Effingham Industrial Development Authority members have found a report on possibilities for the Research Forest Tract much to their liking.
The University of Georgia’s Center for Community Design and Preservation had a team of landscape architects and historic preservationists comb through the sprawling tract and across Effingham County in early October. They presented preliminary findings at the end of their stay in Effingham County and delivered a final report last month.
“There is some good information in there,” IDA CEO John Henry said. “I thought they did a great job. They brought some things to my attention I wasn’t aware of.”
In their analysis, the charrette team said Effingham’s proximity to Savannah was both a blessing and a curse. They called being so close to Savannah’s ports and its economic influence a blessing but that same proximity also draws people from Effingham into Savannah for its amenities.
The design team said Effingham should not try to emulate Savannah but should focus on what makes Effingham unique and appealing.
In their report, the design charrette team said that while Effingham County is a great place to buy a house and send kids to school, it loses most of its workforce each day to Savannah and Chatham County and has a deficit of recreational opportunities for residents to participate in when they are at home.
The IDA has plans to set aside from 15 percent to 20 percent of the Research Forest Tract for potential recreation uses, centered around the natural wetlands and potential ponds that need to be dug.
“It is not a development guide,” Henry said. “There are some good ideas and some good out of the box ideas.

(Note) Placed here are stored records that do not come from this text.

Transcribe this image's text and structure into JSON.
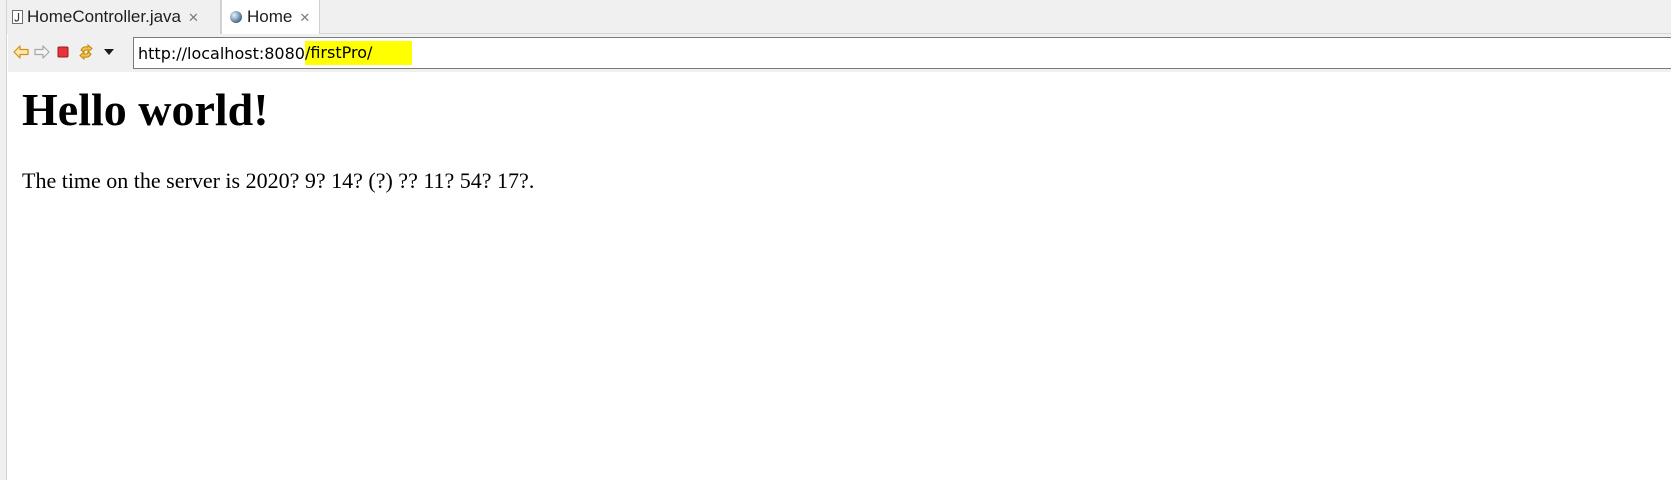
{
  "tabs": [
    {
      "label": "HomeController.java",
      "icon": "java-file-icon",
      "close_icon": "close-icon"
    },
    {
      "label": "Home",
      "icon": "globe-icon",
      "close_icon": "close-icon"
    }
  ],
  "toolbar": {
    "back_icon": "back-arrow-icon",
    "forward_icon": "forward-arrow-icon",
    "stop_icon": "stop-icon",
    "refresh_icon": "refresh-icon",
    "menu_icon": "dropdown-arrow-icon",
    "url_prefix": "http://localhost:8080",
    "url_highlighted": "/firstPro/",
    "highlight_color": "#ffff00"
  },
  "page": {
    "heading": "Hello world!",
    "message": "The time on the server is 2020? 9? 14? (?) ?? 11? 54? 17?."
  }
}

They show how to approach it not from an industrial development side but from a people friendly side.”
The charrette team also called for the entrance into the tract to appear more like a coastal parkway than as intensive development, allowing access for trucks and cars.
The group also looked at where best to place such sectors as heavy industrial, light industrial, commercial and professional zones. They also discussed potential appearances for a possible nature trail and a retreat/conference center.
“All this information expresses what our original thoughts were,” said IDA board member Rose Harvey.
“It stretches our imaginations a little bit,” added IDA member David Carter.
Henry noted that the study was not a master plan but a collection of suggestions for the Research Forest Tract but was glad to have it in hand before any serious discussions with a land planner commence.